··· AVAILABLE DATA ···

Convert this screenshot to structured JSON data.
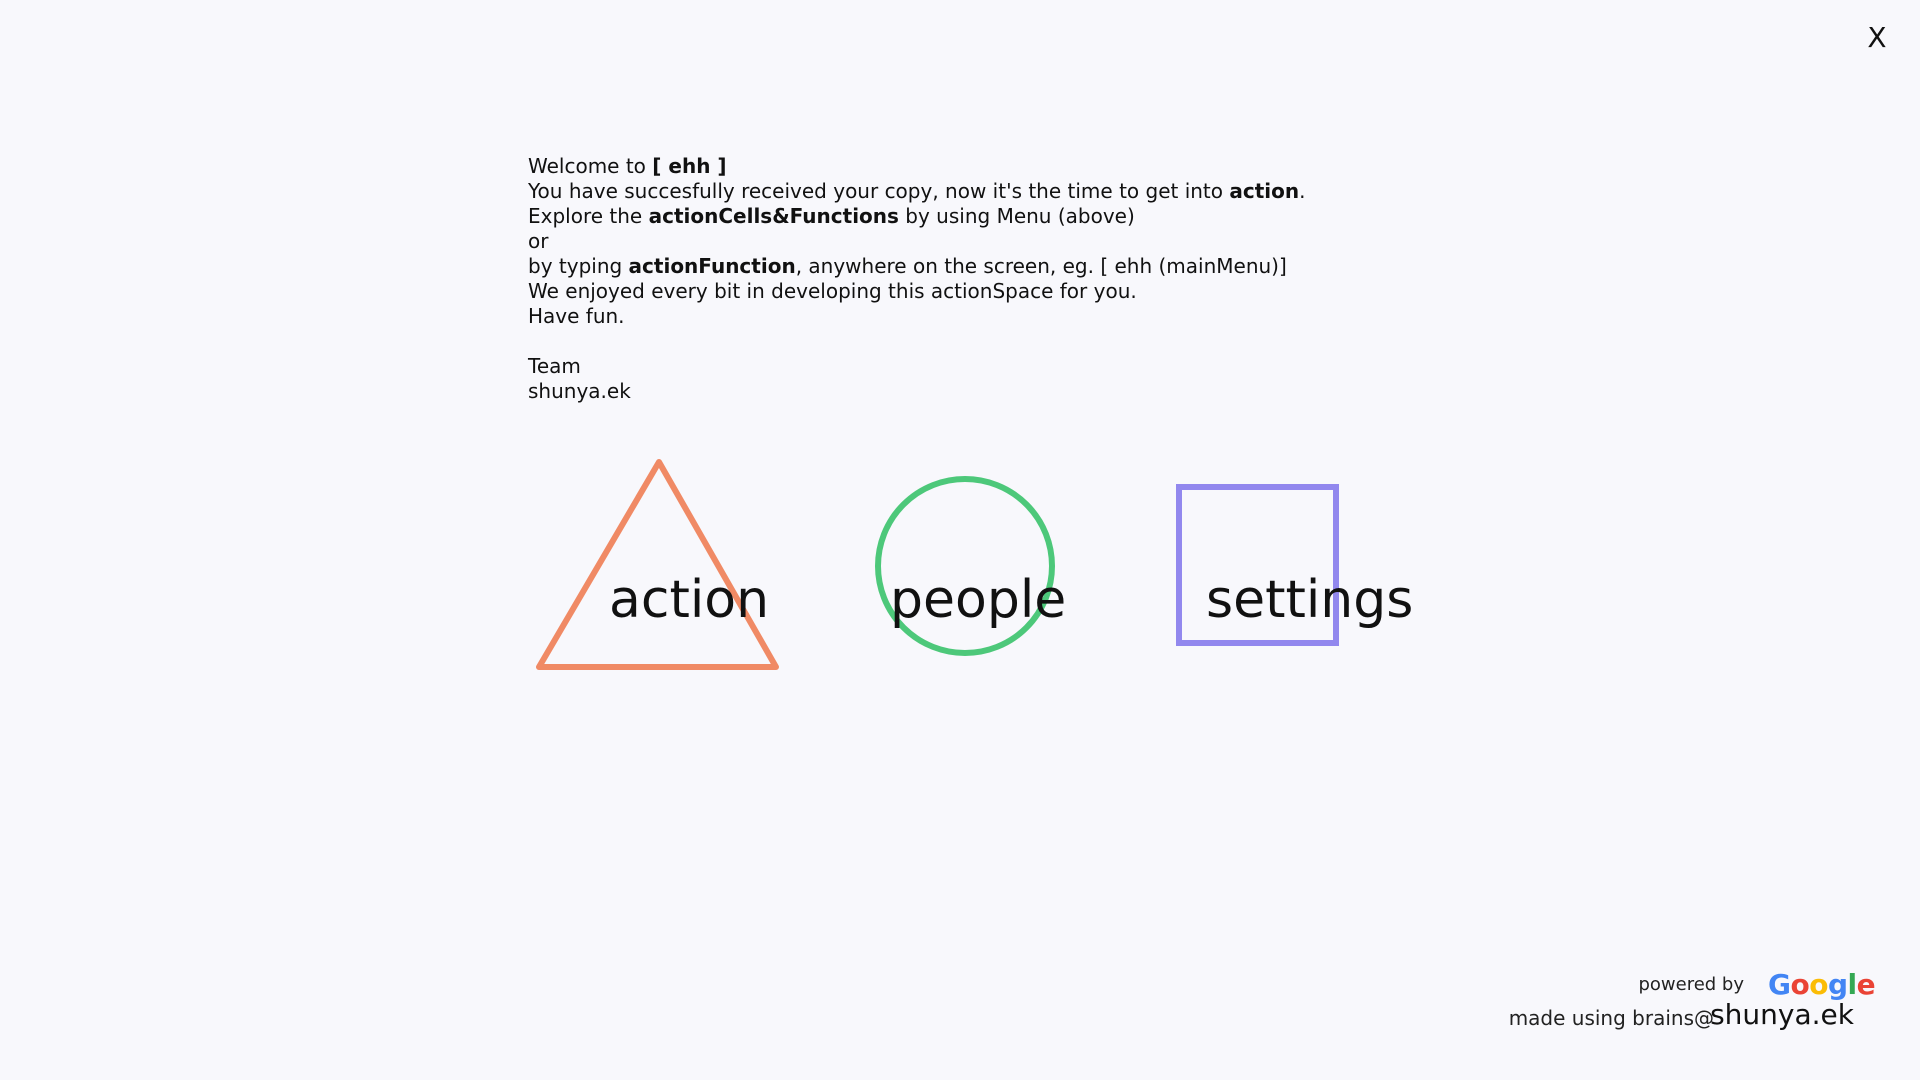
{
  "close_button": {
    "label": "X"
  },
  "welcome": {
    "line1": {
      "prefix": "Welcome to ",
      "bold": "[ ehh ]"
    },
    "line2": {
      "prefix": "You have succesfully received your copy, now it's the time to get into ",
      "bold": "action",
      "suffix": "."
    },
    "line3": {
      "prefix": "Explore the ",
      "bold": "actionCells&Functions",
      "suffix": " by using Menu (above)"
    },
    "line4": "or",
    "line5": {
      "prefix": "by typing ",
      "bold": "actionFunction",
      "suffix": ", anywhere on the screen, eg. [ ehh (mainMenu)]"
    },
    "line6": "We enjoyed every bit in developing this actionSpace for you.",
    "line7": "Have fun.",
    "signature1": "Team",
    "signature2": "shunya.ek"
  },
  "shortcuts": [
    {
      "label": "action",
      "shape": "triangle-icon",
      "color": "#f08a65"
    },
    {
      "label": "people",
      "shape": "circle-icon",
      "color": "#4dc87a"
    },
    {
      "label": "settings",
      "shape": "square-icon",
      "color": "#9288ee"
    }
  ],
  "footer": {
    "powered_by": "powered by",
    "google_letters": [
      {
        "ch": "G",
        "color": "#4285F4"
      },
      {
        "ch": "o",
        "color": "#EA4335"
      },
      {
        "ch": "o",
        "color": "#FBBC05"
      },
      {
        "ch": "g",
        "color": "#4285F4"
      },
      {
        "ch": "l",
        "color": "#34A853"
      },
      {
        "ch": "e",
        "color": "#EA4335"
      }
    ],
    "made_using": "made using brains@",
    "brand": "shunya.ek"
  }
}
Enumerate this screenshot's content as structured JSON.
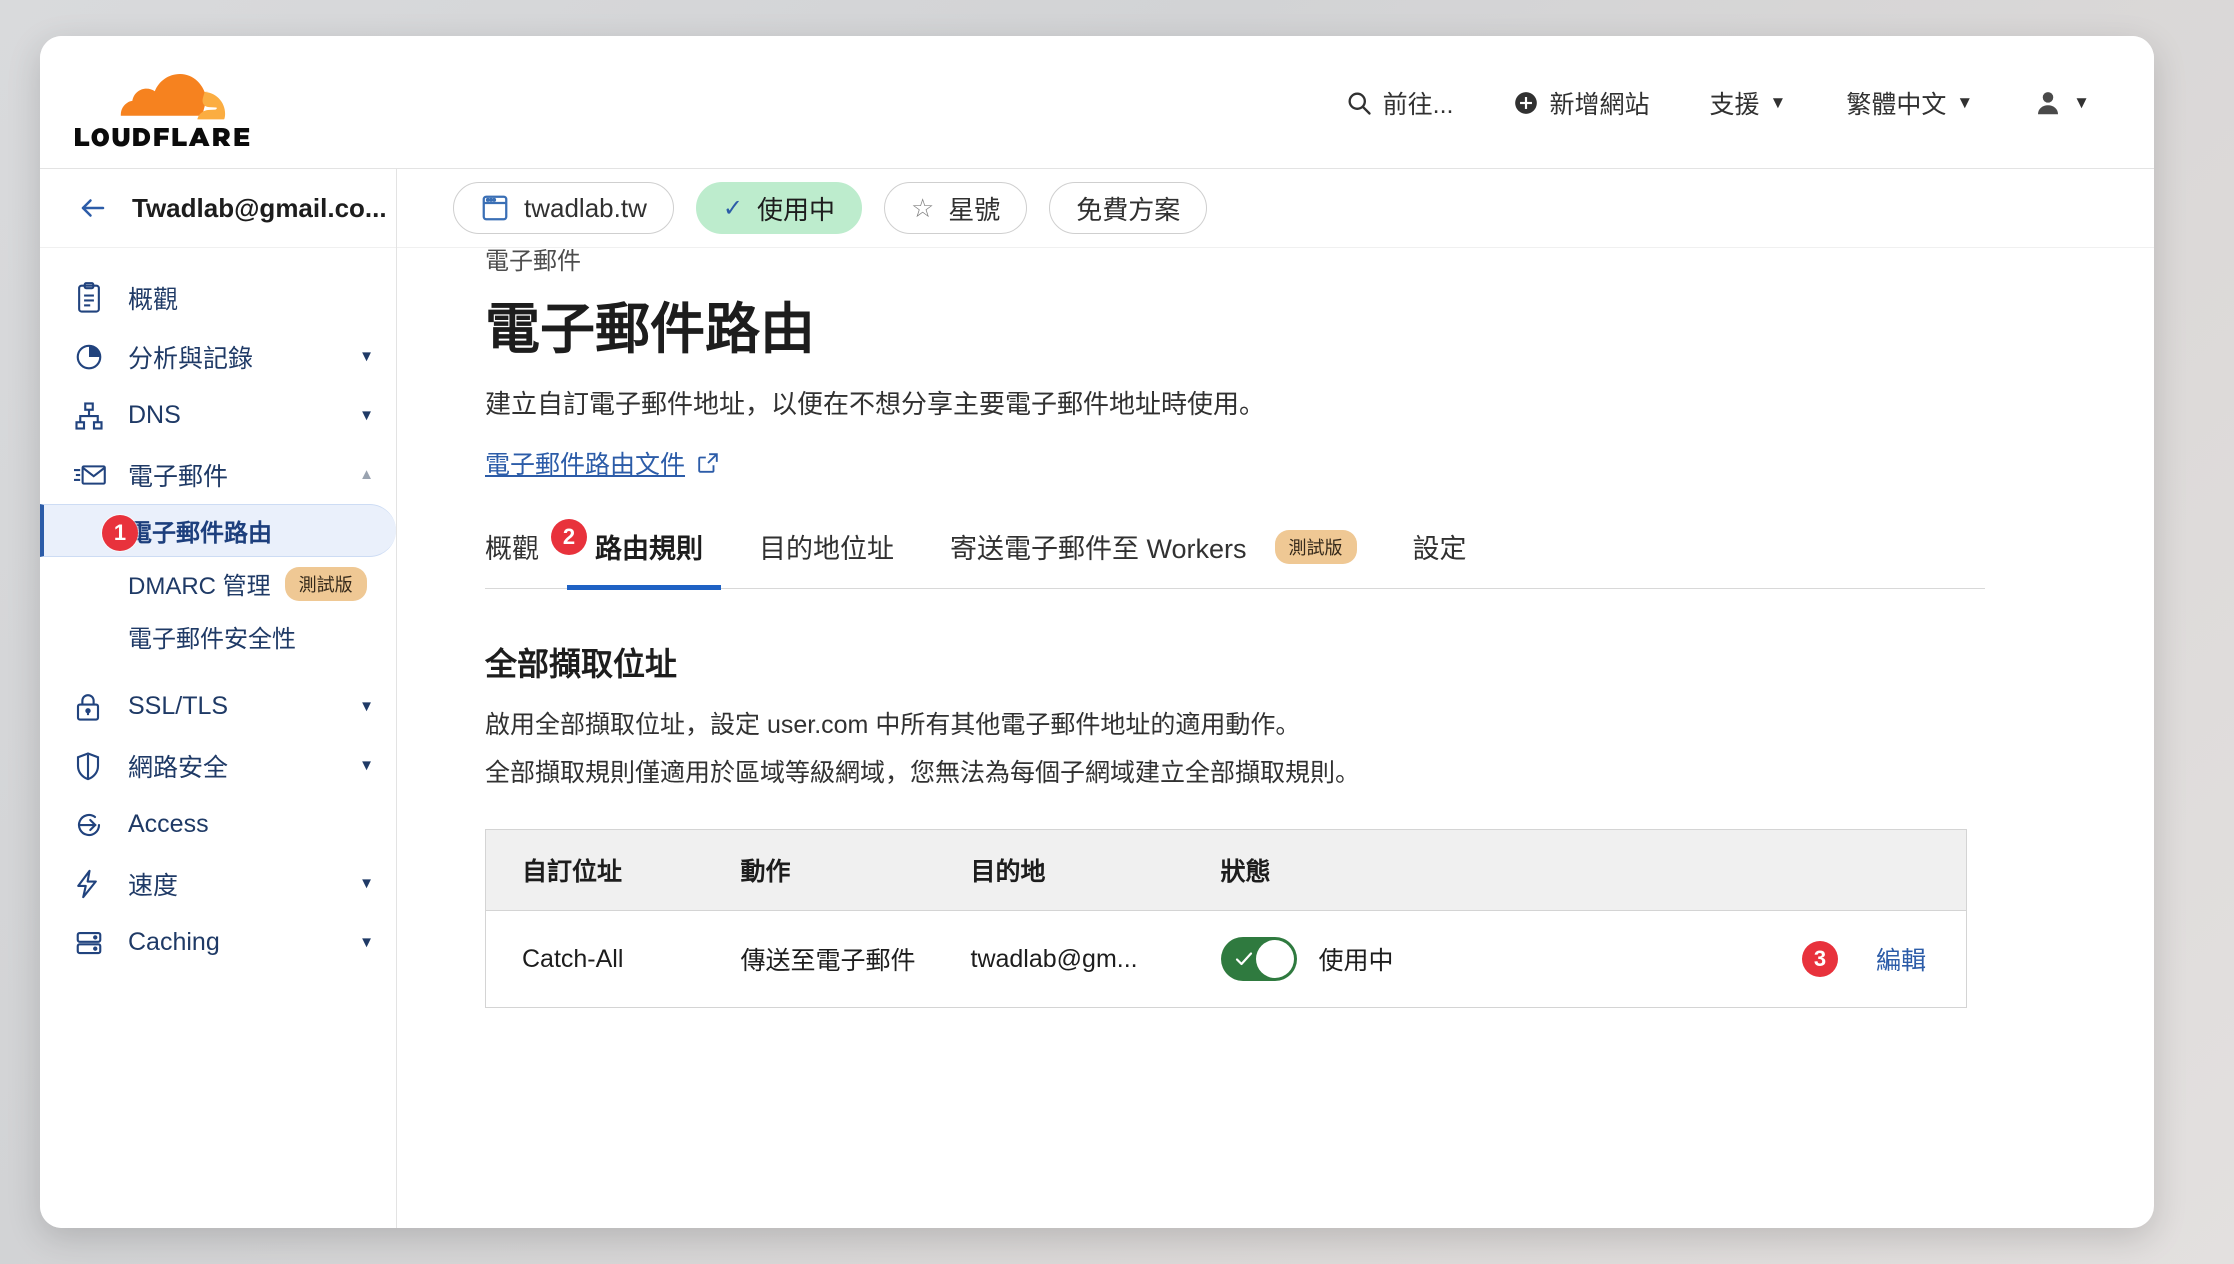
{
  "brand": {
    "name": "CLOUDFLARE",
    "logo_icon": "cloudflare-cloud-logo",
    "accent": "#f6821f"
  },
  "header": {
    "search": {
      "label": "前往...",
      "icon": "search-icon"
    },
    "add_site": {
      "label": "新增網站",
      "icon": "plus-circle-icon"
    },
    "support": {
      "label": "支援",
      "icon": "chevron-down-icon"
    },
    "language": {
      "label": "繁體中文",
      "icon": "chevron-down-icon"
    },
    "account": {
      "icon": "user-avatar-icon",
      "caret": "chevron-down-icon"
    }
  },
  "account_bar": {
    "back_icon": "arrow-left-icon",
    "name": "Twadlab@gmail.co..."
  },
  "domain_bar": {
    "site_icon": "browser-window-icon",
    "site": "twadlab.tw",
    "status": {
      "label": "使用中",
      "icon": "check-icon",
      "color": "#bdeccd"
    },
    "star": {
      "label": "星號",
      "icon": "star-icon"
    },
    "plan": {
      "label": "免費方案"
    }
  },
  "sidebar": {
    "items": [
      {
        "label": "概觀",
        "icon": "clipboard-icon",
        "expandable": false
      },
      {
        "label": "分析與記錄",
        "icon": "pie-chart-icon",
        "expandable": true
      },
      {
        "label": "DNS",
        "icon": "sitemap-icon",
        "expandable": true
      },
      {
        "label": "電子郵件",
        "icon": "email-icon",
        "expandable": true,
        "expanded": true
      },
      {
        "label": "SSL/TLS",
        "icon": "lock-icon",
        "expandable": true
      },
      {
        "label": "網路安全",
        "icon": "shield-icon",
        "expandable": true
      },
      {
        "label": "Access",
        "icon": "access-arrow-icon",
        "expandable": false
      },
      {
        "label": "速度",
        "icon": "lightning-bolt-icon",
        "expandable": true
      },
      {
        "label": "Caching",
        "icon": "database-icon",
        "expandable": true
      }
    ],
    "email_children": [
      {
        "label": "電子郵件路由",
        "active": true,
        "step_badge": "1"
      },
      {
        "label": "DMARC 管理",
        "badge": "測試版"
      },
      {
        "label": "電子郵件安全性"
      }
    ]
  },
  "main": {
    "eyebrow": "電子郵件",
    "title": "電子郵件路由",
    "description": "建立自訂電子郵件地址，以便在不想分享主要電子郵件地址時使用。",
    "doc_link": {
      "label": "電子郵件路由文件",
      "icon": "external-link-icon"
    },
    "tabs": [
      {
        "label": "概觀",
        "active": false
      },
      {
        "label": "路由規則",
        "active": true,
        "step_badge": "2"
      },
      {
        "label": "目的地位址",
        "active": false
      },
      {
        "label": "寄送電子郵件至 Workers",
        "active": false,
        "badge": "測試版"
      },
      {
        "label": "設定",
        "active": false
      }
    ],
    "catch_all": {
      "title": "全部擷取位址",
      "line1": "啟用全部擷取位址，設定 user.com 中所有其他電子郵件地址的適用動作。",
      "line2": "全部擷取規則僅適用於區域等級網域，您無法為每個子網域建立全部擷取規則。"
    },
    "table": {
      "headers": [
        "自訂位址",
        "動作",
        "目的地",
        "狀態",
        ""
      ],
      "row": {
        "custom_address": "Catch-All",
        "action": "傳送至電子郵件",
        "destination": "twadlab@gm...",
        "status_toggle_on": true,
        "status_label": "使用中",
        "edit_label": "編輯",
        "step_badge": "3"
      }
    }
  },
  "colors": {
    "badge_red": "#e8323c",
    "toggle_green": "#2f7a3f",
    "link_blue": "#2c5ca8",
    "tab_underline": "#1f62c4",
    "beta_badge": "#efc894",
    "active_chip": "#bdeccd"
  }
}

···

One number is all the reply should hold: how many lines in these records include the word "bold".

» **RESULT BELOW**: 4